══ Information given ══

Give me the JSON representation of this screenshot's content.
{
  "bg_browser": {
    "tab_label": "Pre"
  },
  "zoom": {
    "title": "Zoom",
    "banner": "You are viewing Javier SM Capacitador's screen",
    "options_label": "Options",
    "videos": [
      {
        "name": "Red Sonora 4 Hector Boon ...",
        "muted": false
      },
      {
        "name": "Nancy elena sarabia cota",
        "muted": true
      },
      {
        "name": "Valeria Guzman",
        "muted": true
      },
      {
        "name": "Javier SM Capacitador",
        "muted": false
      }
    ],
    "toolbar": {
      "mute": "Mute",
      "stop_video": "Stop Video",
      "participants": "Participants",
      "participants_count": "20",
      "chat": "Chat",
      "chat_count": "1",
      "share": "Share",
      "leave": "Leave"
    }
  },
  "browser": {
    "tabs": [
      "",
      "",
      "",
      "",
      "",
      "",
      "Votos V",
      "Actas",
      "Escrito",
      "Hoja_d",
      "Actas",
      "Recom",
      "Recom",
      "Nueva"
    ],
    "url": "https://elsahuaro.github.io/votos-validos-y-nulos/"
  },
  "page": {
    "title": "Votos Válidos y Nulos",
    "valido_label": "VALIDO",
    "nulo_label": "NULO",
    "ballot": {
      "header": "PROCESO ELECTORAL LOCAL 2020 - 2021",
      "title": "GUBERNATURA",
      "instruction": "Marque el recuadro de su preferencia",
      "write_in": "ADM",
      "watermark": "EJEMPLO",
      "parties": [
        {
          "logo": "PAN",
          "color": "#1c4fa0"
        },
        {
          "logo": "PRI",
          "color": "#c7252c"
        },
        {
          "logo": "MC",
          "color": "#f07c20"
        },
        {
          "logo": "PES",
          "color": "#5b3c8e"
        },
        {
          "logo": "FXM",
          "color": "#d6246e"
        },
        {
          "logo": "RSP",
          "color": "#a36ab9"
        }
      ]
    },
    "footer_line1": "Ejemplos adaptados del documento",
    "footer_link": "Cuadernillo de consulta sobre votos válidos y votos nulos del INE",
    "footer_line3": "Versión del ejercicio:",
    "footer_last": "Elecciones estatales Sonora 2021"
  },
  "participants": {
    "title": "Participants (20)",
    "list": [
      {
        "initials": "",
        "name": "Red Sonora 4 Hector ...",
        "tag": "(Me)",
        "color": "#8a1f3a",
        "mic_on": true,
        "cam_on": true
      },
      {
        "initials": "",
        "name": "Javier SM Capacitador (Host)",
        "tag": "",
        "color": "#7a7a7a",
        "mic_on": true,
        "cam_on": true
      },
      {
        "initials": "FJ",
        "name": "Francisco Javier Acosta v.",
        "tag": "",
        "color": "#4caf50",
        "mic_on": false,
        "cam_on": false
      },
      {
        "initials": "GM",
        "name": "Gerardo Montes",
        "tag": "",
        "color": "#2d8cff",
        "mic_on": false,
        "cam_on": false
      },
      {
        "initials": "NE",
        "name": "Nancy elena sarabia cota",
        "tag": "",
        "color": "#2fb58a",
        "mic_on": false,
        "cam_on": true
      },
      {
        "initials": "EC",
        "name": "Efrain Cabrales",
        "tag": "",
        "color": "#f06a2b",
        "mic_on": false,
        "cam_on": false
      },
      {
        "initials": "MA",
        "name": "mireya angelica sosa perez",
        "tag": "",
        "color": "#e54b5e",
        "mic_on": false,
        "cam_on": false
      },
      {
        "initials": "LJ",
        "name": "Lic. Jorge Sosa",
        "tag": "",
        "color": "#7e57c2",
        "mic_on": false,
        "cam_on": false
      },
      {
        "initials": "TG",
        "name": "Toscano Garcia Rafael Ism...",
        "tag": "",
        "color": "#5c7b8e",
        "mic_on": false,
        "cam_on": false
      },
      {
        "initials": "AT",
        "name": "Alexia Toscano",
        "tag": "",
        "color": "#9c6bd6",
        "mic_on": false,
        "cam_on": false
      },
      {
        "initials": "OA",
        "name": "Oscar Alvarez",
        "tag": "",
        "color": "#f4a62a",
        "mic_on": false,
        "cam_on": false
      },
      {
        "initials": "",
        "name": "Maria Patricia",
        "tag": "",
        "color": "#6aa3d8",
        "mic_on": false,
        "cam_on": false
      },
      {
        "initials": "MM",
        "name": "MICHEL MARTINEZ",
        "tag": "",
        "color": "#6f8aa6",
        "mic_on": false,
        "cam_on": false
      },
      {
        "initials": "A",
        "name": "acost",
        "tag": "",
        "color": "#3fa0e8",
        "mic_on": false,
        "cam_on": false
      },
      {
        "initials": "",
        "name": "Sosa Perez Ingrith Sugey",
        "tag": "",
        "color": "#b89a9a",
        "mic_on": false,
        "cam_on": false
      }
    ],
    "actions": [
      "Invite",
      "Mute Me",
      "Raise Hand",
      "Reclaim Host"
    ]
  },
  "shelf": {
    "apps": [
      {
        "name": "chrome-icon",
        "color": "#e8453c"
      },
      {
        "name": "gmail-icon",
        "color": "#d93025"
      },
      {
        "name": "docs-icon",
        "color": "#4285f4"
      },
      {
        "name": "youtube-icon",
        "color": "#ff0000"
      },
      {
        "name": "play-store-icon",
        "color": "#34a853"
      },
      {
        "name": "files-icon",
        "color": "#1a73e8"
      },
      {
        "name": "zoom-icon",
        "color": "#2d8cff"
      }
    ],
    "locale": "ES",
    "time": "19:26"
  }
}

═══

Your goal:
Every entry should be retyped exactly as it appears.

Exercise result:
Give me the JSON representation of this screenshot's content.
{
  "bg_browser": {
    "tab_label": "Pre"
  },
  "zoom": {
    "title": "Zoom",
    "banner": "You are viewing Javier SM Capacitador's screen",
    "options_label": "Options",
    "videos": [
      {
        "name": "Red Sonora 4 Hector Boon ...",
        "muted": false
      },
      {
        "name": "Nancy elena sarabia cota",
        "muted": true
      },
      {
        "name": "Valeria Guzman",
        "muted": true
      },
      {
        "name": "Javier SM Capacitador",
        "muted": false
      }
    ],
    "toolbar": {
      "mute": "Mute",
      "stop_video": "Stop Video",
      "participants": "Participants",
      "participants_count": "20",
      "chat": "Chat",
      "chat_count": "1",
      "share": "Share",
      "leave": "Leave"
    }
  },
  "browser": {
    "tabs": [
      "",
      "",
      "",
      "",
      "",
      "",
      "Votos V",
      "Actas",
      "Escrito",
      "Hoja_d",
      "Actas",
      "Recom",
      "Recom",
      "Nueva"
    ],
    "url": "https://elsahuaro.github.io/votos-validos-y-nulos/"
  },
  "page": {
    "title": "Votos Válidos y Nulos",
    "valido_label": "VALIDO",
    "nulo_label": "NULO",
    "ballot": {
      "header": "PROCESO ELECTORAL LOCAL 2020 - 2021",
      "title": "GUBERNATURA",
      "instruction": "Marque el recuadro de su preferencia",
      "write_in": "ADM",
      "watermark": "EJEMPLO",
      "parties": [
        {
          "logo": "PAN",
          "color": "#1c4fa0"
        },
        {
          "logo": "PRI",
          "color": "#c7252c"
        },
        {
          "logo": "MC",
          "color": "#f07c20"
        },
        {
          "logo": "PES",
          "color": "#5b3c8e"
        },
        {
          "logo": "FXM",
          "color": "#d6246e"
        },
        {
          "logo": "RSP",
          "color": "#a36ab9"
        }
      ]
    },
    "footer_line1": "Ejemplos adaptados del documento",
    "footer_link": "Cuadernillo de consulta sobre votos válidos y votos nulos del INE",
    "footer_line3": "Versión del ejercicio:",
    "footer_last": "Elecciones estatales Sonora 2021"
  },
  "participants": {
    "title": "Participants (20)",
    "list": [
      {
        "initials": "",
        "name": "Red Sonora 4 Hector ...",
        "tag": "(Me)",
        "color": "#8a1f3a",
        "mic_on": true,
        "cam_on": true
      },
      {
        "initials": "",
        "name": "Javier SM Capacitador (Host)",
        "tag": "",
        "color": "#7a7a7a",
        "mic_on": true,
        "cam_on": true
      },
      {
        "initials": "FJ",
        "name": "Francisco Javier Acosta v.",
        "tag": "",
        "color": "#4caf50",
        "mic_on": false,
        "cam_on": false
      },
      {
        "initials": "GM",
        "name": "Gerardo Montes",
        "tag": "",
        "color": "#2d8cff",
        "mic_on": false,
        "cam_on": false
      },
      {
        "initials": "NE",
        "name": "Nancy elena sarabia cota",
        "tag": "",
        "color": "#2fb58a",
        "mic_on": false,
        "cam_on": true
      },
      {
        "initials": "EC",
        "name": "Efrain Cabrales",
        "tag": "",
        "color": "#f06a2b",
        "mic_on": false,
        "cam_on": false
      },
      {
        "initials": "MA",
        "name": "mireya angelica sosa perez",
        "tag": "",
        "color": "#e54b5e",
        "mic_on": false,
        "cam_on": false
      },
      {
        "initials": "LJ",
        "name": "Lic. Jorge Sosa",
        "tag": "",
        "color": "#7e57c2",
        "mic_on": false,
        "cam_on": false
      },
      {
        "initials": "TG",
        "name": "Toscano Garcia Rafael Ism...",
        "tag": "",
        "color": "#5c7b8e",
        "mic_on": false,
        "cam_on": false
      },
      {
        "initials": "AT",
        "name": "Alexia Toscano",
        "tag": "",
        "color": "#9c6bd6",
        "mic_on": false,
        "cam_on": false
      },
      {
        "initials": "OA",
        "name": "Oscar Alvarez",
        "tag": "",
        "color": "#f4a62a",
        "mic_on": false,
        "cam_on": false
      },
      {
        "initials": "",
        "name": "Maria Patricia",
        "tag": "",
        "color": "#6aa3d8",
        "mic_on": false,
        "cam_on": false
      },
      {
        "initials": "MM",
        "name": "MICHEL MARTINEZ",
        "tag": "",
        "color": "#6f8aa6",
        "mic_on": false,
        "cam_on": false
      },
      {
        "initials": "A",
        "name": "acost",
        "tag": "",
        "color": "#3fa0e8",
        "mic_on": false,
        "cam_on": false
      },
      {
        "initials": "",
        "name": "Sosa Perez Ingrith Sugey",
        "tag": "",
        "color": "#b89a9a",
        "mic_on": false,
        "cam_on": false
      }
    ],
    "actions": [
      "Invite",
      "Mute Me",
      "Raise Hand",
      "Reclaim Host"
    ]
  },
  "shelf": {
    "apps": [
      {
        "name": "chrome-icon",
        "color": "#e8453c"
      },
      {
        "name": "gmail-icon",
        "color": "#d93025"
      },
      {
        "name": "docs-icon",
        "color": "#4285f4"
      },
      {
        "name": "youtube-icon",
        "color": "#ff0000"
      },
      {
        "name": "play-store-icon",
        "color": "#34a853"
      },
      {
        "name": "files-icon",
        "color": "#1a73e8"
      },
      {
        "name": "zoom-icon",
        "color": "#2d8cff"
      }
    ],
    "locale": "ES",
    "time": "19:26"
  }
}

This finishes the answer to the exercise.